▶ **What is needed**: Keep the wording of every entry intact in your copy, and omit the pictures.

Start of Exercise data

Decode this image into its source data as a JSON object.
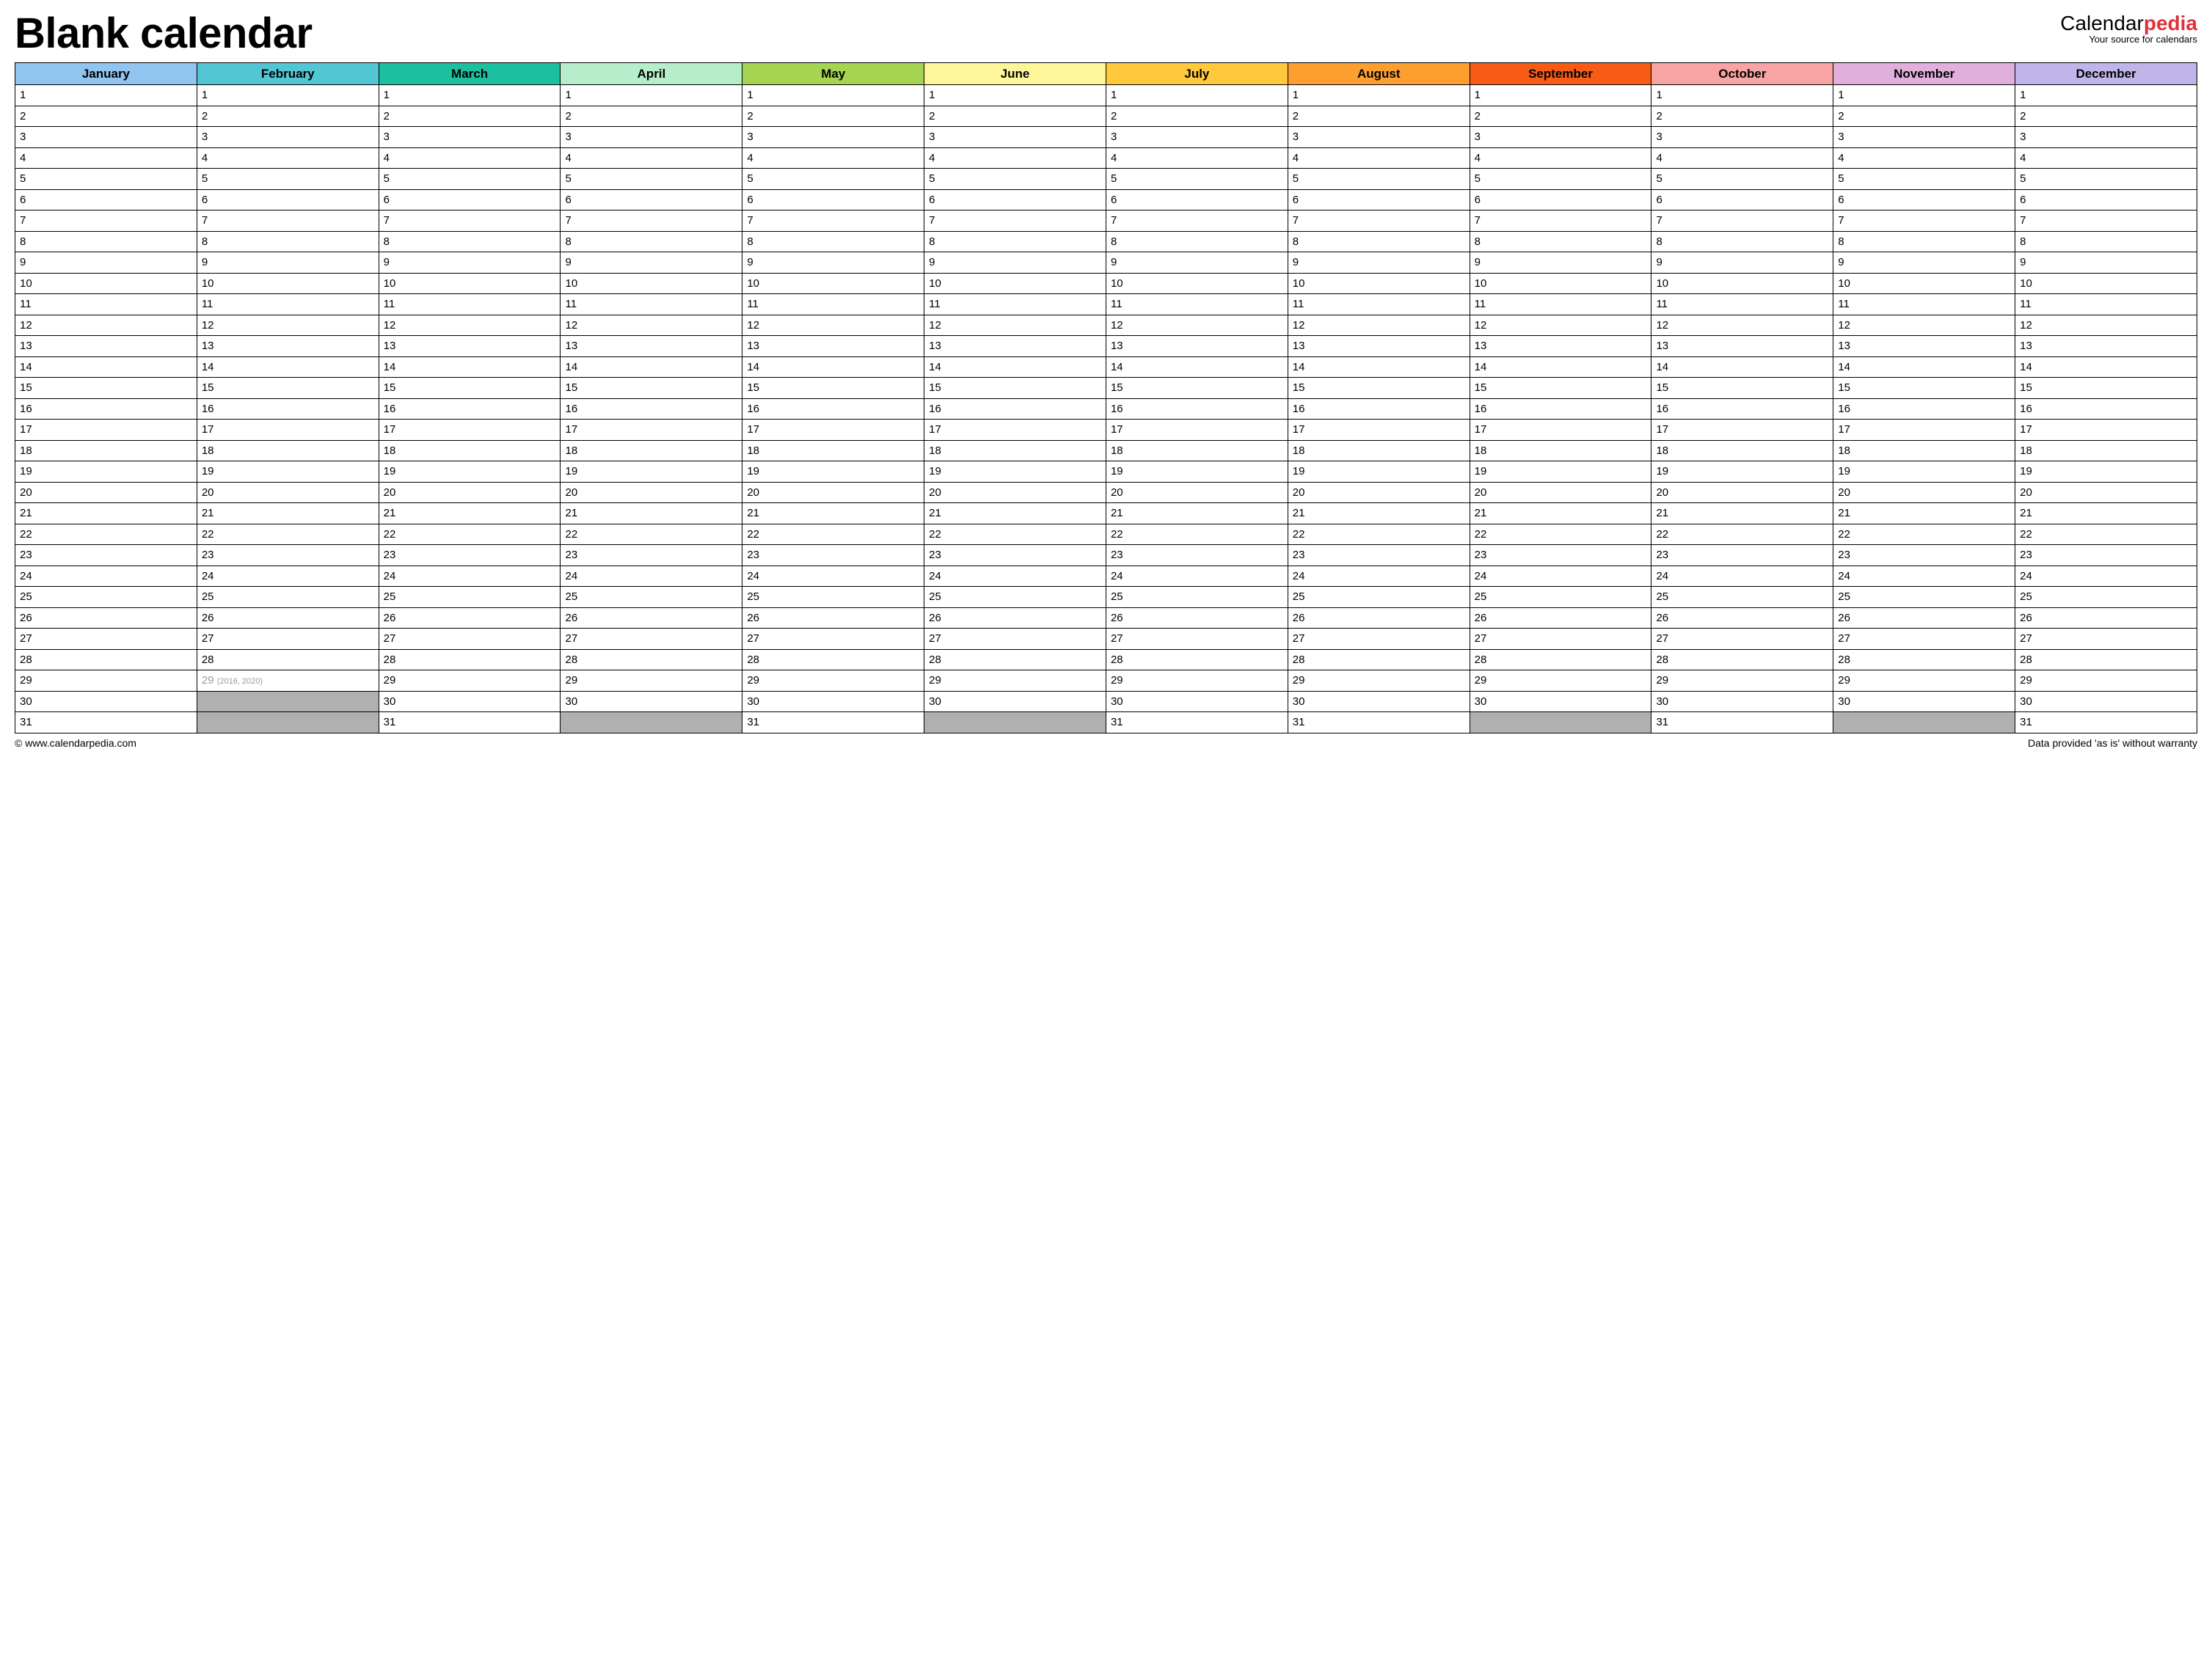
{
  "header": {
    "title": "Blank calendar",
    "brand_cal": "Calendar",
    "brand_pedia": "pedia",
    "brand_sub": "Your source for calendars"
  },
  "months": [
    {
      "name": "January",
      "color": "#92c4f0",
      "days": 31
    },
    {
      "name": "February",
      "color": "#53c6d3",
      "days": 28,
      "leap": {
        "day": 29,
        "note": "(2016, 2020)"
      }
    },
    {
      "name": "March",
      "color": "#1cc0a0",
      "days": 31
    },
    {
      "name": "April",
      "color": "#b6eecb",
      "days": 30
    },
    {
      "name": "May",
      "color": "#a5d452",
      "days": 31
    },
    {
      "name": "June",
      "color": "#fdf79a",
      "days": 30
    },
    {
      "name": "July",
      "color": "#ffc93d",
      "days": 31
    },
    {
      "name": "August",
      "color": "#fd9f30",
      "days": 31
    },
    {
      "name": "September",
      "color": "#f75b15",
      "days": 30
    },
    {
      "name": "October",
      "color": "#f8a4a4",
      "days": 31
    },
    {
      "name": "November",
      "color": "#e1afdc",
      "days": 30
    },
    {
      "name": "December",
      "color": "#c0b5e8",
      "days": 31
    }
  ],
  "max_days": 31,
  "footer": {
    "left": "© www.calendarpedia.com",
    "right": "Data provided 'as is' without warranty"
  }
}
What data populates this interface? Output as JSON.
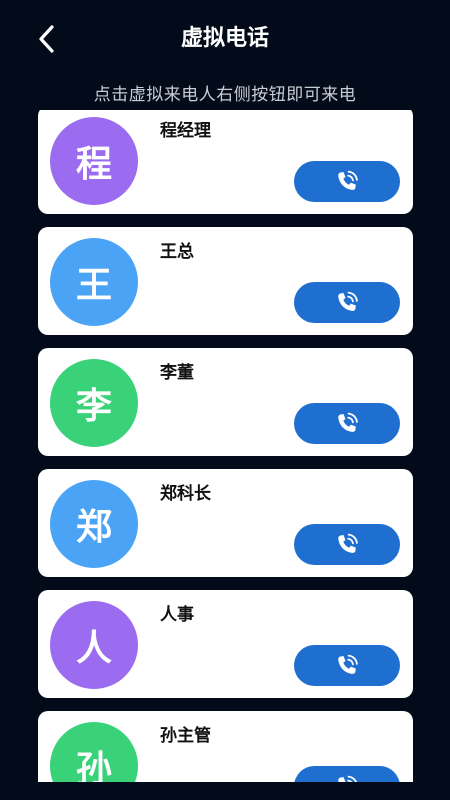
{
  "header": {
    "title": "虚拟电话",
    "back_icon": "chevron-left-icon"
  },
  "hint": "点击虚拟来电人右侧按钮即可来电",
  "colors": {
    "background": "#030b1a",
    "call_button": "#1f6fd1"
  },
  "contacts": [
    {
      "name": "程经理",
      "avatar_char": "程",
      "avatar_color": "#9b6cf0"
    },
    {
      "name": "王总",
      "avatar_char": "王",
      "avatar_color": "#4aa3f5"
    },
    {
      "name": "李董",
      "avatar_char": "李",
      "avatar_color": "#39d279"
    },
    {
      "name": "郑科长",
      "avatar_char": "郑",
      "avatar_color": "#4aa3f5"
    },
    {
      "name": "人事",
      "avatar_char": "人",
      "avatar_color": "#9b6cf0"
    },
    {
      "name": "孙主管",
      "avatar_char": "孙",
      "avatar_color": "#39d279"
    }
  ],
  "call_icon": "phone-ring-icon"
}
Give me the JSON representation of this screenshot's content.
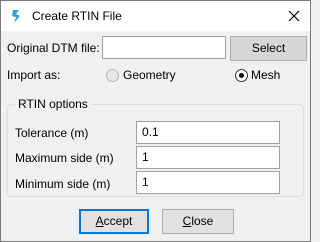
{
  "window": {
    "title": "Create RTIN File"
  },
  "dtm": {
    "label": "Original DTM file:",
    "value": "",
    "select_label": "Select"
  },
  "import": {
    "label": "Import as:",
    "options": [
      {
        "label": "Geometry",
        "selected": false
      },
      {
        "label": "Mesh",
        "selected": true
      }
    ]
  },
  "rtin": {
    "legend": "RTIN options",
    "tolerance": {
      "label": "Tolerance (m)",
      "value": "0.1"
    },
    "max_side": {
      "label": "Maximum side (m)",
      "value": "1"
    },
    "min_side": {
      "label": "Minimum side (m)",
      "value": "1"
    }
  },
  "buttons": {
    "accept": {
      "mnemonic": "A",
      "rest": "ccept"
    },
    "close": {
      "mnemonic": "C",
      "rest": "lose"
    }
  },
  "colors": {
    "accent": "#0078d7",
    "icon": "#2aa8d8"
  },
  "icons": {
    "app": "app-icon",
    "close": "close-icon"
  }
}
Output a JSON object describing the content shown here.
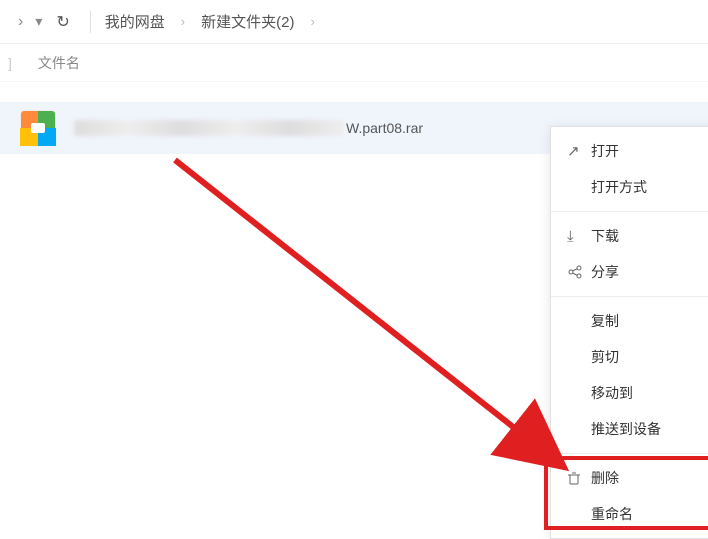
{
  "toolbar": {
    "breadcrumb": [
      {
        "label": "我的网盘"
      },
      {
        "label": "新建文件夹(2)"
      }
    ]
  },
  "columns": {
    "name": "文件名"
  },
  "file": {
    "visible_suffix": "W.part08.rar"
  },
  "context_menu": {
    "items": [
      {
        "icon": "open-icon",
        "glyph": "↗",
        "label": "打开"
      },
      {
        "icon": "",
        "glyph": "",
        "label": "打开方式"
      },
      {
        "sep": true
      },
      {
        "icon": "download-icon",
        "glyph": "⤓",
        "label": "下载"
      },
      {
        "icon": "share-icon",
        "glyph": "⚬⚬",
        "label": "分享"
      },
      {
        "sep": true
      },
      {
        "icon": "",
        "glyph": "",
        "label": "复制"
      },
      {
        "icon": "",
        "glyph": "",
        "label": "剪切"
      },
      {
        "icon": "",
        "glyph": "",
        "label": "移动到"
      },
      {
        "icon": "",
        "glyph": "",
        "label": "推送到设备"
      },
      {
        "sep": true
      },
      {
        "icon": "delete-icon",
        "glyph": "🗑",
        "label": "删除"
      },
      {
        "icon": "",
        "glyph": "",
        "label": "重命名"
      }
    ]
  }
}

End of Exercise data

▶ **Task response**:
Decode this image into its source data as a JSON object.
{
  "header": {
    "title": "Blank calendar",
    "brand_cal": "Calendar",
    "brand_pedia": "pedia",
    "brand_sub": "Your source for calendars"
  },
  "months": [
    {
      "name": "January",
      "color": "#92c4f0",
      "days": 31
    },
    {
      "name": "February",
      "color": "#53c6d3",
      "days": 28,
      "leap": {
        "day": 29,
        "note": "(2016, 2020)"
      }
    },
    {
      "name": "March",
      "color": "#1cc0a0",
      "days": 31
    },
    {
      "name": "April",
      "color": "#b6eecb",
      "days": 30
    },
    {
      "name": "May",
      "color": "#a5d452",
      "days": 31
    },
    {
      "name": "June",
      "color": "#fdf79a",
      "days": 30
    },
    {
      "name": "July",
      "color": "#ffc93d",
      "days": 31
    },
    {
      "name": "August",
      "color": "#fd9f30",
      "days": 31
    },
    {
      "name": "September",
      "color": "#f75b15",
      "days": 30
    },
    {
      "name": "October",
      "color": "#f8a4a4",
      "days": 31
    },
    {
      "name": "November",
      "color": "#e1afdc",
      "days": 30
    },
    {
      "name": "December",
      "color": "#c0b5e8",
      "days": 31
    }
  ],
  "max_days": 31,
  "footer": {
    "left": "© www.calendarpedia.com",
    "right": "Data provided 'as is' without warranty"
  }
}
What data populates this interface? Output as JSON.
{
  "header": {
    "title": "虚拟电话",
    "back_icon": "chevron-left-icon"
  },
  "hint": "点击虚拟来电人右侧按钮即可来电",
  "colors": {
    "background": "#030b1a",
    "call_button": "#1f6fd1"
  },
  "contacts": [
    {
      "name": "程经理",
      "avatar_char": "程",
      "avatar_color": "#9b6cf0"
    },
    {
      "name": "王总",
      "avatar_char": "王",
      "avatar_color": "#4aa3f5"
    },
    {
      "name": "李董",
      "avatar_char": "李",
      "avatar_color": "#39d279"
    },
    {
      "name": "郑科长",
      "avatar_char": "郑",
      "avatar_color": "#4aa3f5"
    },
    {
      "name": "人事",
      "avatar_char": "人",
      "avatar_color": "#9b6cf0"
    },
    {
      "name": "孙主管",
      "avatar_char": "孙",
      "avatar_color": "#39d279"
    }
  ],
  "call_icon": "phone-ring-icon"
}
Give me the JSON representation of this screenshot's content.
{
  "window": {
    "title": "Create RTIN File"
  },
  "dtm": {
    "label": "Original DTM file:",
    "value": "",
    "select_label": "Select"
  },
  "import": {
    "label": "Import as:",
    "options": [
      {
        "label": "Geometry",
        "selected": false
      },
      {
        "label": "Mesh",
        "selected": true
      }
    ]
  },
  "rtin": {
    "legend": "RTIN options",
    "tolerance": {
      "label": "Tolerance (m)",
      "value": "0.1"
    },
    "max_side": {
      "label": "Maximum side (m)",
      "value": "1"
    },
    "min_side": {
      "label": "Minimum side (m)",
      "value": "1"
    }
  },
  "buttons": {
    "accept": {
      "mnemonic": "A",
      "rest": "ccept"
    },
    "close": {
      "mnemonic": "C",
      "rest": "lose"
    }
  },
  "colors": {
    "accent": "#0078d7",
    "icon": "#2aa8d8"
  },
  "icons": {
    "app": "app-icon",
    "close": "close-icon"
  }
}
Output a JSON object describing the content shown here.
{
  "toolbar": {
    "breadcrumb": [
      {
        "label": "我的网盘"
      },
      {
        "label": "新建文件夹(2)"
      }
    ]
  },
  "columns": {
    "name": "文件名"
  },
  "file": {
    "visible_suffix": "W.part08.rar"
  },
  "context_menu": {
    "items": [
      {
        "icon": "open-icon",
        "glyph": "↗",
        "label": "打开"
      },
      {
        "icon": "",
        "glyph": "",
        "label": "打开方式"
      },
      {
        "sep": true
      },
      {
        "icon": "download-icon",
        "glyph": "⤓",
        "label": "下载"
      },
      {
        "icon": "share-icon",
        "glyph": "⚬⚬",
        "label": "分享"
      },
      {
        "sep": true
      },
      {
        "icon": "",
        "glyph": "",
        "label": "复制"
      },
      {
        "icon": "",
        "glyph": "",
        "label": "剪切"
      },
      {
        "icon": "",
        "glyph": "",
        "label": "移动到"
      },
      {
        "icon": "",
        "glyph": "",
        "label": "推送到设备"
      },
      {
        "sep": true
      },
      {
        "icon": "delete-icon",
        "glyph": "🗑",
        "label": "删除"
      },
      {
        "icon": "",
        "glyph": "",
        "label": "重命名"
      }
    ]
  }
}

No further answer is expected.